The essential condition, in this case, is that the 3D line has to be saved to the database (Digital Terrain Model/DTM).
Point elevation <
Use this option to assign the elevations from the desired points (need not be a break point) of the source object.
Pick the point on the source object.
Use the snap modes for precise selection.
The function creates a break point if the selected point is not a break point.
Assign elevation either by picking a text entity that has an elevation value or key in the elevation at the command prompt.
Repeat the process for all the key points.
Use Heights for interpolating the elevations in between the assigned key points.
When this option is availed, command prompts for:
Pick a point for elevation:
Pick the point to assign elevation.
Select text with elevation:
Pick the text entity that has the elevation value. The program reads if the text is in the form +/- elevation value, e.g., 565.125, -515.325, +418.290, etc. The text can have a suffix. The program does not read other formats of text.
If text is not available, hit Enter to key in the elevation value.
Confirm the elevation value read from the text or key in the elevation value (+/-).
Pick a point for elevation:
Pick the next point to assign elevation or exit the command.
Use this option for the following:
To assign/modify elevations for the key points.
To define elevations for all the break points by interpolating the elevations of key points.
The dialog TenTable - Z - Coordinates will pop up with this option.
The upper area lists the details of break points (number, coordinates, and chainage).
Select a break point for the upper list.
Define the elevations at the field Height at this end point and confirm with the key Return.
Define elevations for all the key points.

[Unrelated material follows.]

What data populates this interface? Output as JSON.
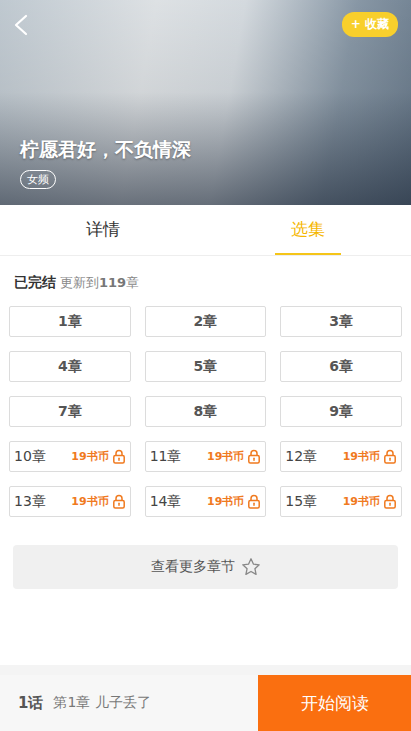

Define the section for interpolation using the fields From Point No. and To Point No. and hit the button Interpolate between these Points.
Note: If elevations are defined for 3 or more points, first interpolate the first two key points and then between the next two key points and so on.

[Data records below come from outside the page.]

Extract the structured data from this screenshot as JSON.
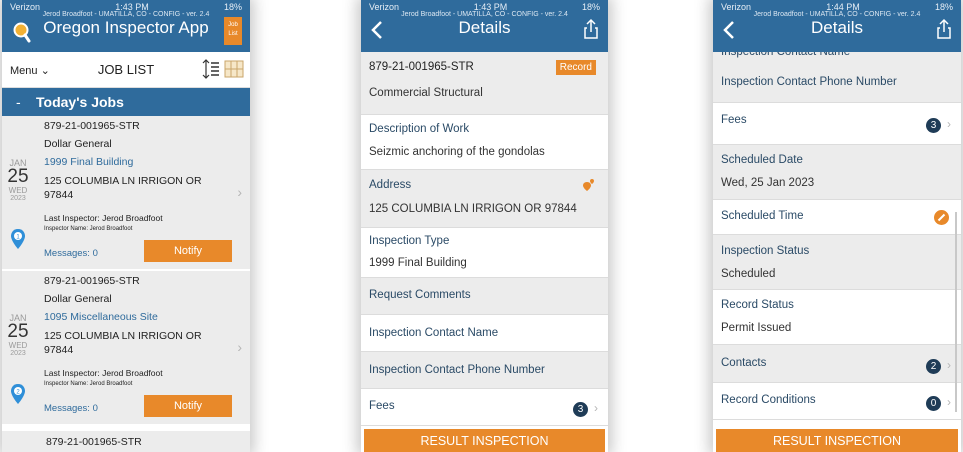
{
  "status": {
    "carrier": "Verizon",
    "time1": "1:43 PM",
    "time2": "1:43 PM",
    "time3": "1:44 PM",
    "battery": "18%",
    "subline": "Jerod Broadfoot - UMATILLA, CO - CONFIG - ver. 2.4"
  },
  "screen1": {
    "title": "Oregon Inspector App",
    "joblist_button": "Job List",
    "menu_label": "Menu ⌄",
    "page_title": "JOB LIST",
    "section_dash": "-",
    "section_title": "Today's Jobs",
    "jobs": [
      {
        "record": "879-21-001965-STR",
        "customer": "Dollar General",
        "inspection": "1999 Final Building",
        "address": "125 COLUMBIA LN IRRIGON OR 97844",
        "month": "JAN",
        "day": "25",
        "weekday": "WED",
        "year": "2023",
        "pin_number": "1",
        "last_inspector": "Last Inspector:   Jerod Broadfoot",
        "inspector_name": "Inspector Name: Jerod Broadfoot",
        "messages": "Messages: 0",
        "notify": "Notify"
      },
      {
        "record": "879-21-001965-STR",
        "customer": "Dollar General",
        "inspection": "1095 Miscellaneous Site",
        "address": "125 COLUMBIA LN IRRIGON OR 97844",
        "month": "JAN",
        "day": "25",
        "weekday": "WED",
        "year": "2023",
        "pin_number": "2",
        "last_inspector": "Last Inspector:   Jerod Broadfoot",
        "inspector_name": "Inspector Name: Jerod Broadfoot",
        "messages": "Messages: 0",
        "notify": "Notify"
      }
    ],
    "next_record": "879-21-001965-STR"
  },
  "screen2": {
    "title": "Details",
    "record_no": "879-21-001965-STR",
    "record_button": "Record",
    "record_type": "Commercial Structural",
    "desc_label": "Description of Work",
    "desc_value": "Seizmic anchoring of the gondolas",
    "address_label": "Address",
    "address_value": "125 COLUMBIA LN IRRIGON OR 97844",
    "type_label": "Inspection Type",
    "type_value": "1999 Final Building",
    "comments_label": "Request Comments",
    "contact_name_label": "Inspection Contact Name",
    "contact_phone_label": "Inspection Contact Phone Number",
    "fees_label": "Fees",
    "fees_count": "3",
    "result_button": "RESULT INSPECTION"
  },
  "screen3": {
    "title": "Details",
    "partial_label": "Inspection Contact Name",
    "contact_phone_label": "Inspection Contact Phone Number",
    "fees_label": "Fees",
    "fees_count": "3",
    "sched_date_label": "Scheduled Date",
    "sched_date_value": "Wed, 25 Jan 2023",
    "sched_time_label": "Scheduled Time",
    "insp_status_label": "Inspection Status",
    "insp_status_value": "Scheduled",
    "record_status_label": "Record Status",
    "record_status_value": "Permit Issued",
    "contacts_label": "Contacts",
    "contacts_count": "2",
    "conditions_label": "Record Conditions",
    "conditions_count": "0",
    "result_button": "RESULT INSPECTION"
  },
  "colors": {
    "brand_blue": "#2f6b9c",
    "accent_orange": "#e8892a",
    "badge_navy": "#1f3c57"
  },
  "icons": [
    "magnifier-logo-icon",
    "sort-icon",
    "map-icon",
    "location-pin-icon",
    "back-chevron-icon",
    "share-icon",
    "address-pin-icon",
    "edit-pencil-icon"
  ]
}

Use this option to save the data (2D or 3D) to ASCII files (*.TIT, *.LIN, *.LI, *.DAT, *.KOF and *.NYL) or to database (Digital Terrain Model/DTM).
Using this option, the source can be directly saved to the database as an alignment object.
The dialog Horizontal Alignment will pop up with this button.
Define the element number for the first element of the source object/3D polyline.
Define the start chainage value at the field Start at Station No..
Chainage can be defined either in ascending or descending order.
Mark the desired radio button.
The data can be viewed in TenTable Format (*.TIT) (ASCII) (only horizontal geometry; no elevations) before saving.
Other ASCII formats (INH, LIN, LI, and DAT) can also be viewed using the button Select from File of the dialog View Alignment Geometry.
These ASCII formats are explained in the following sections.
Use this option to save the data in TIT format.
Only horizontal geometry will be saved in this format.
Data of each element is represented in two rows in TenTable Format.
The width for the values is 11 characters, including the negative sign and the decimal separator.
The width for the code 10 (at the start of each line) is 2 characters.
The decimal separator must be Period (Dot) - ensure this in the operating system settings of Windows (Regional and Language Options).
Related vertical geometry is to be saved in NYLP File.